If you’re looking for long-lasting blooms on the hottest of summers days, Verbena is the one for you. Available in both annual and perennial varieties, this tough cookie wants eight to ten hours of full sun on the daily. They are not particular about its soil either—only preferring that it’s well-drained. Verbena likes to be watered about an inch a week and a slow-release fertilizer for maximum blooming potential. To keep those blooms coming all summer long, trim the plants back by about one fourth and new blooms will appear in two to three weeks. Available in a variety of colors, Verbena is a spreading plant ideal for cascading over retaining walls, pots, baskets and window boxes.

11. Viburnum

Available in a large number of varieties, both evergreen and deciduous, this flowering shrub is an excellent addition to your landscape! Often used as hedges or shrub borders, they can easily stand on their own as a focal point in your garden due to their interesting foliage, showy berries and fragrant flowers. While each species may have individual needs, most prefer full sun and can tolerate partial shade. They are not particular about their growing conditions, but generally prefer fertile, well-draining soil. Care is easy with this one—water during dry periods, add mulch to retain moisture and prune in early spring to maintain shape (be sure to remove dead or broken branches).

12. Zinnia

When these beauties were first introduced in Europe, they were introduced as the “poorhouse flower” because they were so common and easy to grow under any conditions. There is hardly a less-demanding variety available. Zinnias brighten up any garden with their brilliant blossoms that continue to bloom from midsummer up to the first frost. The more flowers you cut, the more they will grow. Zinnias also attract butterflies like no other. As an excellent candidate to grow from seed, at the end of the season simply clip off a dried flower head from each color that you want to save.

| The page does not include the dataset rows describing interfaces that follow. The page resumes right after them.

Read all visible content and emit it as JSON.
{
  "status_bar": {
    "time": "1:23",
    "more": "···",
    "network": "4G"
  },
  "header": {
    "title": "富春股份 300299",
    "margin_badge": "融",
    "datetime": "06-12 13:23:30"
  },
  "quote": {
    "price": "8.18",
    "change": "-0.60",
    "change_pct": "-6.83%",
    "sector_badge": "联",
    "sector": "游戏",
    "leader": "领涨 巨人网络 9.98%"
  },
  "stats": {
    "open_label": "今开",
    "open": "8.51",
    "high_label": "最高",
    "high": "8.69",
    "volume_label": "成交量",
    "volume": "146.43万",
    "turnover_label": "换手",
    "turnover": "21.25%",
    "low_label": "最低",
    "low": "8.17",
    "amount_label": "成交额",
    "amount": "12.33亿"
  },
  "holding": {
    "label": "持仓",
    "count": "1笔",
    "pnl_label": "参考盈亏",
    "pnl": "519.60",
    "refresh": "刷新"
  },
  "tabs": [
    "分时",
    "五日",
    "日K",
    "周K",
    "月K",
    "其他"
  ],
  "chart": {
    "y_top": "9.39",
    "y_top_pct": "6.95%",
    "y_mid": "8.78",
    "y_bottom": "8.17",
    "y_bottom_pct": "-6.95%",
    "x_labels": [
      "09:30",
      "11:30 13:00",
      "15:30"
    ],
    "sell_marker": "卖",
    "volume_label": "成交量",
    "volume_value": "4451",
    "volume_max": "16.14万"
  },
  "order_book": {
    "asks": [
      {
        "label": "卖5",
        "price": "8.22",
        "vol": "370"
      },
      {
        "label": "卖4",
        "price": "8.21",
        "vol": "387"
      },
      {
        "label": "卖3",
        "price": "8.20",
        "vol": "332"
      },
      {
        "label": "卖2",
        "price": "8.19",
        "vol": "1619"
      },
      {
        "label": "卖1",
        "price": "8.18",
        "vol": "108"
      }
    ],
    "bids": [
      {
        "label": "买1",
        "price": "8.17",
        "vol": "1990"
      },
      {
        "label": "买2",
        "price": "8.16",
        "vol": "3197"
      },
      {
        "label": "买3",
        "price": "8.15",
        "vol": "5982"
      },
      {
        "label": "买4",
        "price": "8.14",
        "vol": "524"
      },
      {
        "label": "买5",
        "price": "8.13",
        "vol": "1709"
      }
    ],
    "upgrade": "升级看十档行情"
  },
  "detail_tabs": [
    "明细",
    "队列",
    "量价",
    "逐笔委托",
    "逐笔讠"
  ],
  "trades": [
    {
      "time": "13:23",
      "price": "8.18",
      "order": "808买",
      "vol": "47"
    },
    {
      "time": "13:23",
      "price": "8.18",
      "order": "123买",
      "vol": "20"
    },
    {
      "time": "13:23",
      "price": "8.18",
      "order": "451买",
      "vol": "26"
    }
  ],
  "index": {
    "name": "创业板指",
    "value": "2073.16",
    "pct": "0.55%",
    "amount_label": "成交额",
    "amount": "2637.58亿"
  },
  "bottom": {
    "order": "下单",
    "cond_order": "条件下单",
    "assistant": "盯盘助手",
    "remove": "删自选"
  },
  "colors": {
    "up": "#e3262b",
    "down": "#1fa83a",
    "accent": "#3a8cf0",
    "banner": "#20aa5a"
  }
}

Pull the flower apart and remove the seeds or put the whole thing in a plastic baggie and store in a cool, dry place for the winter.  

Try one, or try them all—these plants are guaranteed to provide you with amazing foliage and flowers throughout the most sizzling of summer days. And with the caveat of requiring little in the way of maintenance, you can get out there and enjoy all the best things summer has to offer. Of course, if you want a maintenance-free lawn and landscape, give us a call. We’ll handle the heavy load for you.

Tags: Landscaping Tips